After setting a record for the longest spaceflight by an American, NASA astronaut Mark Vande Hei landed in a remote part of Kazakhstan. The 355-day flight, which began April 9, 2021, beat the previous record of 340 days set by Scott Kelly back in 2016.
“Beautiful out here,” Vande Hei remarked about what appeared to be a sunny day in Khazakstan.
In a recent series of NASA videos before his departure from the International Space Station (ISS), Vande Hei said, “I’ve had an indoor job 24-7 for almost a year so I am looking forward to being outside no matter what kind of weather.”
NASA said Vande Hei’s spaceflight “will provide researchers the opportunity to observe the effects of long-duration spaceflight on humans.” Like Kelly, Vande Hei underwent medical testing during the flight.
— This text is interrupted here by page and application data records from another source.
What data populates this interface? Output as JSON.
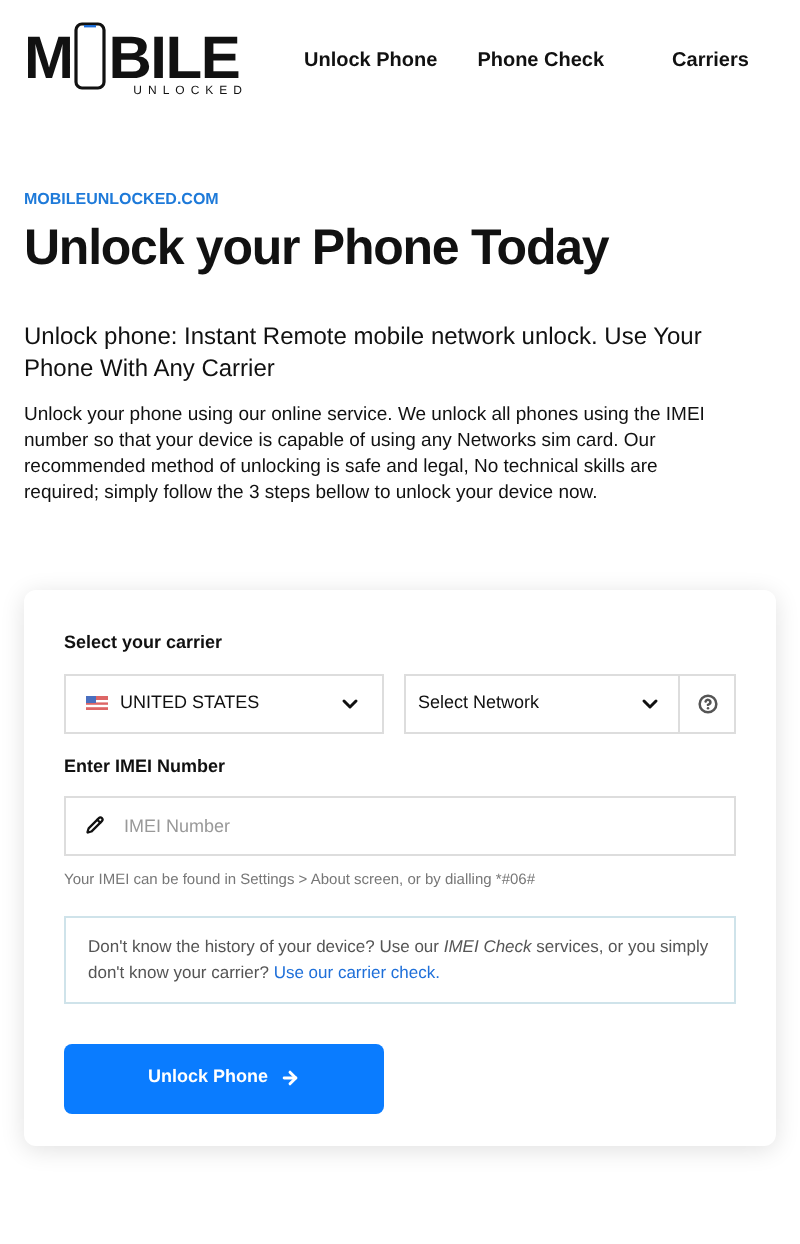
{
  "header": {
    "logo": {
      "left": "M",
      "right": "BILE",
      "tagline": "UNLOCKED"
    },
    "nav": [
      {
        "label": "Unlock Phone"
      },
      {
        "label": "Phone Check"
      },
      {
        "label": "Carriers"
      }
    ]
  },
  "hero": {
    "eyebrow": "MOBILEUNLOCKED.COM",
    "title": "Unlock your Phone Today",
    "lead": "Unlock phone: Instant Remote mobile network unlock. Use Your Phone With Any Carrier",
    "body": "Unlock your phone using our online service. We unlock all phones using the IMEI number so that your device is capable of using any Networks sim card. Our recommended method of unlocking is safe and legal, No technical skills are required; simply follow the 3 steps bellow to unlock your device now."
  },
  "form": {
    "carrier_label": "Select your carrier",
    "country": "UNITED STATES",
    "network": "Select Network",
    "imei_label": "Enter IMEI Number",
    "imei_placeholder": "IMEI Number",
    "hint": "Your IMEI can be found in Settings > About screen, or by dialling *#06#",
    "note": "Don't know the history of your device? Use our *IMEI Check* services, or you simply don't know your carrier?",
    "note_link": "Use our carrier check.",
    "button": "Unlock Phone"
  }
}
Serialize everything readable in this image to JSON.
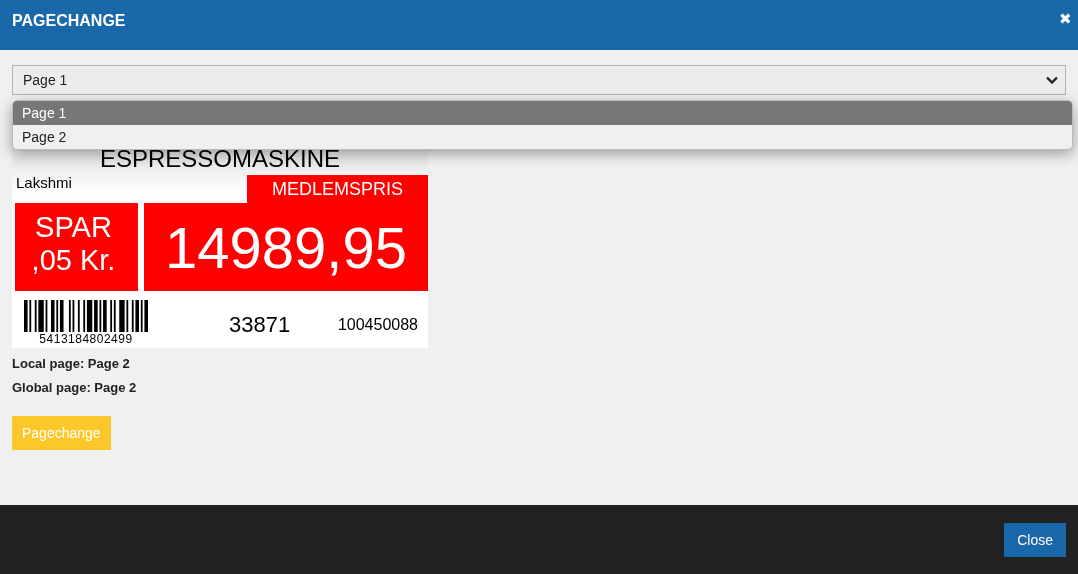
{
  "window": {
    "title": "PAGECHANGE",
    "close_icon": "✖"
  },
  "page_select": {
    "value": "Page 1",
    "expanded": true,
    "options": [
      {
        "label": "Page 1",
        "selected": true
      },
      {
        "label": "Page 2",
        "selected": false
      }
    ]
  },
  "label": {
    "title": "ESPRESSOMASKINE",
    "brand": "Lakshmi",
    "tag": "MEDLEMSPRIS",
    "saving_line_1": "SPAR",
    "saving_line_2": ",05 Kr.",
    "price": "14989,95",
    "barcode_number": "5413184802499",
    "code": "33871",
    "item_number": "100450088"
  },
  "info": [
    {
      "text": "Local page: Page 2"
    },
    {
      "text": "Global page: Page 2"
    }
  ],
  "pagechange_button": "Pagechange",
  "footer": {
    "close_button": "Close"
  }
}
Vande Hei also took daily medication to help him cope with being in space for almost a full year.
“NASA and the nation are proud to welcome Mark home and grateful for his incredible contributions throughout his year-long stay on the International Space Station,” NASA Administrator Bill Nelson said in a Wednesday news release. “Mark’s mission is not only record-breaking, but also paving the way for future human explorers on the Moon, Mars, and beyond.”
While Vande Hei is a NASA astronaut, his record-setting spaceflight took place in a Russian Soyuz capsule. He returned to Earth Tuesday with cosmonauts Pyotr Dubrov and Anton Shkaplerov. Dubrov’s trip duration, which also lasted a year, was good for top five in Russian history.
The spaceflight’s end comes amid especially tense times between the United States and Russia, considering America’s significant role in Russia’s invasion of Ukraine. Despite the tensions, Vande Hei’s return followed customary procedures, and he said he got along “fantastically” with his Russian crew members. However, he added he avoided discussing the invasion with them, saying, “I’m not sure we really want to go there.”
The cosmonauts expressed a similar sentiment Tuesday, saying that the ISS is a symbol of “friendship and cooperation.”
“People have problem on Earth. On orbit…we are one crew,” Shkaplerov said in a live NASA TV broadcast.
Elon Musk’s SpaceX began transporting NASA astronauts to the station in 2020, nine years after the shuttle program ended. During that gap, NASA shelled out tens of millions of dollars per Soyuz capsule seat to the Russians.